Philadelphia School Reform Commission
The avalanche of applications came when the school district ended a seven-year moratorium on new charters, as a condition of receiving funding from a new, $2-a-pack Philadelphia cigarette surtax.
The rally highlighted a new Pennsylvania law that allows charter school operators a direct appeal if their application is turned down by the SRC.
The mayor believes Wolf’s election will boost the prospects for passage of dedicated, student-weighted state funding for all school districts in the Commonwealth of Pennsylvania.
The judge granted a preliminary injunction sought by the PFT. Two weeks ago, the SRC announced it was going to begin requiring Philadelphia public school teachers to pay a contribution to their health insurance.
Currently, the SRC must approve its own dissolution.
Members of the Philadelphia Federation of Teachers spent part of the morning rallying outside of public schools across the city.
“The school district is in a budget crisis … because the district has been subject to unprecedented state funding cuts. But not only unprecedented — discriminatory,” Michael Masch said.

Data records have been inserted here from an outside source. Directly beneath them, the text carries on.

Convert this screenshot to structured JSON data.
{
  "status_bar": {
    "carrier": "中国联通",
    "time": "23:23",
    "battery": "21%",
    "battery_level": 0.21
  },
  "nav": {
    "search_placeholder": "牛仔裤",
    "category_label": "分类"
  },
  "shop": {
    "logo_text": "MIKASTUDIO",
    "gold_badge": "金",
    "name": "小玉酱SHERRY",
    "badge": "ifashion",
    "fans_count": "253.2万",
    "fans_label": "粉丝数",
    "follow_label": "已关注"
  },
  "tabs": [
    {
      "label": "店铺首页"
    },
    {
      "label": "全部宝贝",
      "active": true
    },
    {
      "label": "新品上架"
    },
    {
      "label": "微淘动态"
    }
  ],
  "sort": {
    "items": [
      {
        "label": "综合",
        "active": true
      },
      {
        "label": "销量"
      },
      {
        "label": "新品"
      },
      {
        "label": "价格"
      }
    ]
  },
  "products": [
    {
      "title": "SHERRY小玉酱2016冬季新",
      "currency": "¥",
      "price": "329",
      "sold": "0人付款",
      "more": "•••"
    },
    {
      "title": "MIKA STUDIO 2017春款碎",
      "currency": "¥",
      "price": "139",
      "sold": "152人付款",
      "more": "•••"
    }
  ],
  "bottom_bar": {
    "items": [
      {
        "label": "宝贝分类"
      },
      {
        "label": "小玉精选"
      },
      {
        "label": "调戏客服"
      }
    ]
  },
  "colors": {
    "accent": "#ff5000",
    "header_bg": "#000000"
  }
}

“This is not the preferred route, but it is where we are,” Nutter said today.
School Reform Commission chair Bill Green said the SRC is exercising its option to unilaterally modify its labor contract with the PFT.
The new principal at Masterman, a magnet school (grades 5-12) in Philadelphia, is no stranger to the place: she was once a student there.
The $2 surtax will only be collected in Philadelphia, and the funds will go to the city’s struggling school district.
Council today approved that ballot question, but it was not immediately clear if the mayor will sign it in time for it to appear on the November ballot.
His top issue: returning the Philadelphia school district to local governance.
With the governor and the School Reform Commission calling on teachers to make concessions, Philadelphia Federation of Teachers’ president Jerry Jordan was hearing directly from members about their working conditions.
An amendment attached to the Pa. House bill would give groups who want to open charter schools in Philadelphia the right to appeal to a state board if they get turned down by the School Reform Commission.